                                            Comment


                                              #23
                                              I'm going to play my regular role of raising questions that have nothing to do with the point of the thread.

                                              A) Why *are* there so many shopping carts in canals? I recall the pond in the middle of my college (university) campus had one that would occassionally be pulled out, used for some shenanigans, and then thrown back in, like Excaliber.

                                              B) Are there really lots of people drinking out of Controls on Immigration mugs? That seems needlessly provocative. Especially around the office. What's wrong with "World's Best Dad," etc.

                                              Comment


                                                #24
                                                It's not just business and the rich that pays more elsewhere.

                                                https://www.theguardian.com/money/20...e-australia-us

                                                Germans, French and Swedes on £25k all pay a lot more tax. These measurements aren't always exact, but Patrick Collinson is a good journalist.

                                                Sure, we can get more out of people higher up, no argument about that. In particular, McDonnell deserves credit for starting rises at £80k, which others hadn't dared to propose, and many thought would backfire politically- it didn't. But nobody is being very up front about tax rises on incomes much closer to the average.
                                                Last edited by Tubby Isaacs; 27-04-2018, 18:19.

                                                Comment


                                                  #25
                                                  Originally posted by Hot Pepsi View Post
                                                  I'm going to play my regular role of raising questions that have nothing to do with the point of the thread.

                                                  A) Why *are* there so many shopping carts in canals? I recall the pond in the middle of my college (university) campus had one that would occassionally be pulled out, used for some shenanigans, and then thrown back in, like Excaliber.

                                                  B) Are there really lots of people drinking out of Controls on Immigration mugs? That seems needlessly provocative. Especially around the office. What's wrong with "World's Best Dad," etc.
                                                  There are probably fewer shopping trolleys in canals than there used to be because a lot of supermarkets use deposit locks now. In the '70s/'80s people would just wander off with them and quite a few would end up in the cut (canal).

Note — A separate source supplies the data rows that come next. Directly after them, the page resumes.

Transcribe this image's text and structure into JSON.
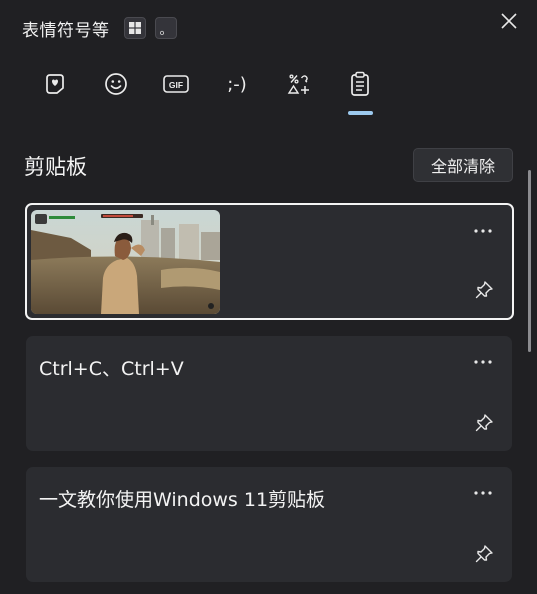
{
  "header": {
    "title": "表情符号等",
    "chip_dot": "。"
  },
  "tabs": [
    {
      "name": "favorites",
      "icon": "heart-note-icon"
    },
    {
      "name": "emoji",
      "icon": "smiley-icon"
    },
    {
      "name": "gif",
      "icon": "gif-icon",
      "label": "GIF"
    },
    {
      "name": "kaomoji",
      "icon": "kaomoji-icon",
      "label": ";-)"
    },
    {
      "name": "symbols",
      "icon": "symbols-icon"
    },
    {
      "name": "clipboard",
      "icon": "clipboard-icon",
      "selected": true
    }
  ],
  "clipboard": {
    "section_title": "剪贴板",
    "clear_all_label": "全部清除",
    "items": [
      {
        "type": "image",
        "description_icon": "game-screenshot-image",
        "selected": true
      },
      {
        "type": "text",
        "text": "Ctrl+C、Ctrl+V"
      },
      {
        "type": "text",
        "text": "一文教你使用Windows 11剪贴板"
      }
    ]
  },
  "colors": {
    "background": "#202023",
    "card": "#2b2c30",
    "accent": "#9cc9ee",
    "selected_border": "#f4f4f4"
  }
}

                                                  The Control On immigration mug was an item of merchandise that Labour briefly had in their online shop. I can't imagine that very many were sold but there was (rightly) considerable outrage that they had ever been produced.

                                                  Comment

                                                  Working...
                                                  X